For the next 7 days, we’ll be camped in the first 7 verses of Exodus chapter 17—as we’ve now crossed through the wilderness of Sin, and set up camp at Raphidim.
The place-name Raphidim comes from the same root word concept as does “healing”. Back at Marah, Yah promised He would be our ‘Rapha’, our Healer—but we can see that the heart attitude of Israel hasn’t healed much since the deliverance at the Red Sea. The same spirits of grumbling, complaining, bitterness, and rebellion still seem to define our stiff-necked ancestors. Yah however, continues to be merciful and graceful. He is patiently unrelenting in His instruction of His newborn nation. Geographically we know we are getting closer to Sinai, as the rock we are camped around is known as the ‘Rock of Horeb’.

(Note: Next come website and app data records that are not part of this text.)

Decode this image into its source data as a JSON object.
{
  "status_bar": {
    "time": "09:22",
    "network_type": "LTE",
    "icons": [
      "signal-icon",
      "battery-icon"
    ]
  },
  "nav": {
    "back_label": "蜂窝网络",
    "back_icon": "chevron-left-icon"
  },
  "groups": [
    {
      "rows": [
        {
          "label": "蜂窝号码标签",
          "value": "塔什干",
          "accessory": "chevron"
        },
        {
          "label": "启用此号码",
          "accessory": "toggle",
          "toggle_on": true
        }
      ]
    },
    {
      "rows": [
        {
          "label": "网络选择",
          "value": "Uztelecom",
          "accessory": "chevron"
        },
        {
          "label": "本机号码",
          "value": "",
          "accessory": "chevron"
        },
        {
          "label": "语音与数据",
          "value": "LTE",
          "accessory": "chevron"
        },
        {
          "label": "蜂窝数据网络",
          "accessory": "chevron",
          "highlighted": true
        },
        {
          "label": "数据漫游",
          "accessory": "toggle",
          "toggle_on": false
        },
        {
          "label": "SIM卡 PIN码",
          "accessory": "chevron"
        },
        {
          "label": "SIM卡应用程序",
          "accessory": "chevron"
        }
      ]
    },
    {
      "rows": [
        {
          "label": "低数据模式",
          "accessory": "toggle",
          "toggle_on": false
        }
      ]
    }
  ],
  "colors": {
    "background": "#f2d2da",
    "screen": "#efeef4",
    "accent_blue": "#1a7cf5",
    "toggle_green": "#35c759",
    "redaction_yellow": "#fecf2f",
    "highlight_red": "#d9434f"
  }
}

Moses is told to take his miracle working staff, the same one that made water turn to blood, and strike the Rock. Water comes from the Rock and the people’s thirst is satisfied. It turns out, not surprisingly at this point, that the Hebrew word for ‘rock’ here is very unique: Tzoor (Strongs H6697) (spelled tzade, waw (or vav), resh.) We are revisiting the Tzade (righteousness) symbolism from the last time the people grumbled about a lack of water! Back at Marah, we discussed the healing power of Tzade, and how we were being subtly taught about His righteousness being the cure for our bitterness.
It turns out that we don’t have to guess who this ‘Tzoor’ is, as Paul tells us:
“For I do not want you to be unaware, brothers, that our fathers were all under the cloud, and all passed through the sea, and all were baptized into Moses in the cloud and in the sea, and all ate the same spiritual food, and all drank the same spiritual drink. For they drank from the spiritual Rock that followed them, and the Rock was Messiah.” (1 Corinthians 10:4)
It seems that there are a few Hebrew words translated into English as ‘rock’, but this particular word is singled out as a Messianic symbol, and it’s a really, really, really, important one. (It’s why I keep capitalizing it).
Here are famous Messianic prophecies that are all rooted in the Tzoor introduced here for the first time in Rephadim:
“Then YHWH said, “Behold, there is a place by Me, and you shall stand there on the Rock; and it will come about, while My glory is passing by, that I will put you in the cleft of the Rock and cover you with My hand until I have passed by.” Exodus 33:21-22
“How shall I curse whom God has not cursed? And how can I denounce whom YHWH has not denounced? “As I see him from the top of the Rock, and I look at him from the hills; Behold, a people who dwells apart, and will not be reckoned among the nations. “Who can count the dust of Jacob, or number the fourth part of Israel? Let me die the death of the upright, and let my end be like his!” (Numbers 23:8-10)
“The Rock! His work is perfect, for all His ways are just; A God of faithfulness and without injustice, righteous and upright is He.” (Deuteronomy 32:4) (‘The Song of Moses’ in Deuteronomy 32 is FULL of ‘Tzoor’)
“There is no one holy like YHWH, Indeed, there is no one besides You, nor is there any Rock like our God.” (1 Samuel 2:2)
“YHWH lives, and blessed be my rock; and exalted be God, the Rock of my salvation,” (2 Samuel 22:47)
“Listen to me, you who pursue righteousness, who seek YHWH: Look to the Rock from which you were hewn and to the quarry from which you were dug.” (Isaiah 51:1)
“Then He shall become a sanctuary; but to both the houses of Israel, a stone to strike and a Rock to stumble over, and a snare and a trap for the inhabitants of Jerusalem. Many will stumble over them, then they will fall and be broken; they will even be snared and caught.” (Isaiah 8:14-15) (Romans 9:33) (1 Peter 2:8)
Messiah has been with us through this journey first as the Pesach Lamb in Egypt, then revealed as our Righteousness at Marah, then both as our Manna and Lord of the Sabbath, and now as the Rock at Rephadim. Yah is teaching us with every step, that we can’t truly know or have access to the Father, without an intimate trusting relationship with Yeshua, the Son. However, just like the first Israelites, we are learning that this relationship doesn’t have to be on a first-name basis—the attributes of Messiah still define the Way, whether we or articulate the name “Yeshua” or even “Jesus” with our lips or not.
Even if our fellow redeemed brothers and sisters have never heard of Shavuot, we are all still on the Way. We all still rely on Messiah to push us forward by drawing us near. However, seeing Messiah in the Torah confirms that we are indeed using the right map!